Regarding its total supply, when the Aragon network gets handed over to ANT token holders, they will have the power to change the supply cap of the token as well as its inflation as they see fit. This could throw a wrench in your desire to invest if you are not a fan of inflationary currencies.
ANT cryptocurrency wallets
Since Aragon’s ANT token is built on the Ethereum network as an ERC-20 token, you will be able to store it just about anywhere that you can throw down your ETH. Some good software wallets include MyEtherWallet (web), Exodus wallet (desktop/mobile), Atomic Wallet (desktop/mobile), and Trust Wallet (mobile). Hardware wallets include Ledger, Trezor, and Keepkey devices.
Our Opinion of Aragon
When it comes to how we feel about Aragon, we are in the same boat as its founder and lead developer, Luis Cuende. While Aragon aims to do something incredible and is making serious progress, the question remains: will anyone actually use it?
Although over 1400 DAOs have been created using Aragon’s ingenious “governance Lego blocks”, achieving any sort of meaningful adoption of their technologies is proving to be incredibly difficult.
A breakdown of engagement with the Aragon network during its first year of operation. Image via Aragon Blog
In a recent interview, Cuende was asked about the shockingly low Aragon network participation rate of 7% among ANT token holders. Although he is not happy about that number either, he said that it is not the number of participants but the quality of the outcomes that counts. He also accurately points out that this low participation rate is endemic in decentralized applications (especially those unrelated to DeFi).
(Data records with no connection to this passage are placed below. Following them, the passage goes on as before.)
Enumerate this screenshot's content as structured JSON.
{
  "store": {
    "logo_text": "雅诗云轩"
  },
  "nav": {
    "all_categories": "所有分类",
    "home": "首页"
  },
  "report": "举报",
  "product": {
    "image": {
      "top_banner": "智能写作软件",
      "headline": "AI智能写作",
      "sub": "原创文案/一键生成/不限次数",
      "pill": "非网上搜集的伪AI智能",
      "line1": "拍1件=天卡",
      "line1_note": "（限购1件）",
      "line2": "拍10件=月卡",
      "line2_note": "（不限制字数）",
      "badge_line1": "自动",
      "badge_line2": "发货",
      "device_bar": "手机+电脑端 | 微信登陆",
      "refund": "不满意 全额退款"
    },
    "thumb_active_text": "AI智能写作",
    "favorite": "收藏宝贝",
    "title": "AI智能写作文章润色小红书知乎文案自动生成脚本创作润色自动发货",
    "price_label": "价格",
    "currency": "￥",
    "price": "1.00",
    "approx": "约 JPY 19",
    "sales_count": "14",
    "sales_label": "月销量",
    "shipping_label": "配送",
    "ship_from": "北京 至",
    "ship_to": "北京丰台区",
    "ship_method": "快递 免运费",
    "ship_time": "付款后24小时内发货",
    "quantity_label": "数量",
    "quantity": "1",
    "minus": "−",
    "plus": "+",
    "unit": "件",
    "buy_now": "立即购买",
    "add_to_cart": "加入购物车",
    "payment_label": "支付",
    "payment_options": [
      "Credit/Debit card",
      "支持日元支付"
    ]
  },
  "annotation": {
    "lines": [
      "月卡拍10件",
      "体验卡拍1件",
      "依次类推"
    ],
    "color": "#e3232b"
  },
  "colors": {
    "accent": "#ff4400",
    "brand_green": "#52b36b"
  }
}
The Crypto J-Curve showing the potential progress of cryptocurrency adoption. Image via Medium
Most importantly, Cuende is very aware of the fact that there is a huge knowledge and experience gap between the average person and seasoned cryptocurrency geeks. Not only that, but many protocols and applications within the crypto space are legitimately unappealing to the user.
This is part of why one of the “commandments” of the Aragon Manifesto is inclusion – an intuitive user experience that makes it easy for the average person to operate and contribute to the network. In Cuende’s eyes, Aragon still has a long way to go in this respect.
A screenshot from Aragon’s promotional video
All in all, it is a shame that Aragon has not gotten the attention it really deserves. It is one of the few projects where the community is actually in the driver’s seat. It has had the final say on how the Aragon Foundation’s treasury funds are allocated since the Aragon network was launched.
The ICO was equitable and the project never had any powerful venture capital firm pushing the Aragon Foundation to engage in the same sort of shady practices you see behind the scenes with many similar projects.
Izquierdo said last year that Aragon has enough funds to continue development for at least another decade. This means that the Aragon network is here to stay at least until then and may just make the progress necessary to cement themselves as one of the leading projects in cryptocurrency. This seems more likely than not given that their lead developers are some of the best on the planet.
Featured Image via Shutterstock